### [TASK TO COMPLETE]
Line by line, copy the records below exactly.

### [DATA EXTRACT]
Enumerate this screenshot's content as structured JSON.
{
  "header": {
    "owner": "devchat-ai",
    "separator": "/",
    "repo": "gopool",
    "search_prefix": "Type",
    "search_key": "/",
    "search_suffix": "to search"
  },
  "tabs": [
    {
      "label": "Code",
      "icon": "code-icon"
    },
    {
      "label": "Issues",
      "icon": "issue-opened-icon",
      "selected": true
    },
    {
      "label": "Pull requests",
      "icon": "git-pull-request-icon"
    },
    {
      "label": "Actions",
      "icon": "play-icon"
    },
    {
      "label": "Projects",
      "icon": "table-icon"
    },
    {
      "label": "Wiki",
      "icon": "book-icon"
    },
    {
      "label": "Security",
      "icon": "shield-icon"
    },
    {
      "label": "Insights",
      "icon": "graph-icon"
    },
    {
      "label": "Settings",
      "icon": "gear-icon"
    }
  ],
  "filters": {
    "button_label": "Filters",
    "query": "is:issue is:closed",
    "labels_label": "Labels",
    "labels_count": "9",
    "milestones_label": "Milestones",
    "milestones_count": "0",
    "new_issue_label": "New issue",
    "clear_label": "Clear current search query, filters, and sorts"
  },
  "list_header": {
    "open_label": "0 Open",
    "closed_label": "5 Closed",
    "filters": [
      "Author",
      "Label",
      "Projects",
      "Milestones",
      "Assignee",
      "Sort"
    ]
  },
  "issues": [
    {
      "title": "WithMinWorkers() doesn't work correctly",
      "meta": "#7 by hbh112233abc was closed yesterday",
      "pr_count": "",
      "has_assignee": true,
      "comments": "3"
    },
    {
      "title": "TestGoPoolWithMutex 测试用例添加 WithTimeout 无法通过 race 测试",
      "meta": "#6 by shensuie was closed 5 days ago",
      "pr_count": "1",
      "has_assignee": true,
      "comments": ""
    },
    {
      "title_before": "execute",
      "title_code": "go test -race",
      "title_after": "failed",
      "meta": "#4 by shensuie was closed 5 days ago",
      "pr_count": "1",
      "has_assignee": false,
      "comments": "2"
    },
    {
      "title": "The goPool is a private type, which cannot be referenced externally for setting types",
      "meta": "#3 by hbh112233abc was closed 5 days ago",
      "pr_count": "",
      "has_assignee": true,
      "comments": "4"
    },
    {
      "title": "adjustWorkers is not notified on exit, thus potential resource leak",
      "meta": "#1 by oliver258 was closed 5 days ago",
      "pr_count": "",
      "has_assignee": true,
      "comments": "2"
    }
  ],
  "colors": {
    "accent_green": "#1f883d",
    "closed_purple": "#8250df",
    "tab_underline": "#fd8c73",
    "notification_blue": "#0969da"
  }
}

### [SOLUTION FOR THIS TASK]
Enumerate this screenshot's content as structured JSON.
{
  "header": {
    "owner": "devchat-ai",
    "separator": "/",
    "repo": "gopool",
    "search_prefix": "Type",
    "search_key": "/",
    "search_suffix": "to search"
  },
  "tabs": [
    {
      "label": "Code",
      "icon": "code-icon"
    },
    {
      "label": "Issues",
      "icon": "issue-opened-icon",
      "selected": true
    },
    {
      "label": "Pull requests",
      "icon": "git-pull-request-icon"
    },
    {
      "label": "Actions",
      "icon": "play-icon"
    },
    {
      "label": "Projects",
      "icon": "table-icon"
    },
    {
      "label": "Wiki",
      "icon": "book-icon"
    },
    {
      "label": "Security",
      "icon": "shield-icon"
    },
    {
      "label": "Insights",
      "icon": "graph-icon"
    },
    {
      "label": "Settings",
      "icon": "gear-icon"
    }
  ],
  "filters": {
    "button_label": "Filters",
    "query": "is:issue is:closed",
    "labels_label": "Labels",
    "labels_count": "9",
    "milestones_label": "Milestones",
    "milestones_count": "0",
    "new_issue_label": "New issue",
    "clear_label": "Clear current search query, filters, and sorts"
  },
  "list_header": {
    "open_label": "0 Open",
    "closed_label": "5 Closed",
    "filters": [
      "Author",
      "Label",
      "Projects",
      "Milestones",
      "Assignee",
      "Sort"
    ]
  },
  "issues": [
    {
      "title": "WithMinWorkers() doesn't work correctly",
      "meta": "#7 by hbh112233abc was closed yesterday",
      "pr_count": "",
      "has_assignee": true,
      "comments": "3"
    },
    {
      "title": "TestGoPoolWithMutex 测试用例添加 WithTimeout 无法通过 race 测试",
      "meta": "#6 by shensuie was closed 5 days ago",
      "pr_count": "1",
      "has_assignee": true,
      "comments": ""
    },
    {
      "title_before": "execute",
      "title_code": "go test -race",
      "title_after": "failed",
      "meta": "#4 by shensuie was closed 5 days ago",
      "pr_count": "1",
      "has_assignee": false,
      "comments": "2"
    },
    {
      "title": "The goPool is a private type, which cannot be referenced externally for setting types",
      "meta": "#3 by hbh112233abc was closed 5 days ago",
      "pr_count": "",
      "has_assignee": true,
      "comments": "4"
    },
    {
      "title": "adjustWorkers is not notified on exit, thus potential resource leak",
      "meta": "#1 by oliver258 was closed 5 days ago",
      "pr_count": "",
      "has_assignee": true,
      "comments": "2"
    }
  ],
  "colors": {
    "accent_green": "#1f883d",
    "closed_purple": "#8250df",
    "tab_underline": "#fd8c73",
    "notification_blue": "#0969da"
  }
}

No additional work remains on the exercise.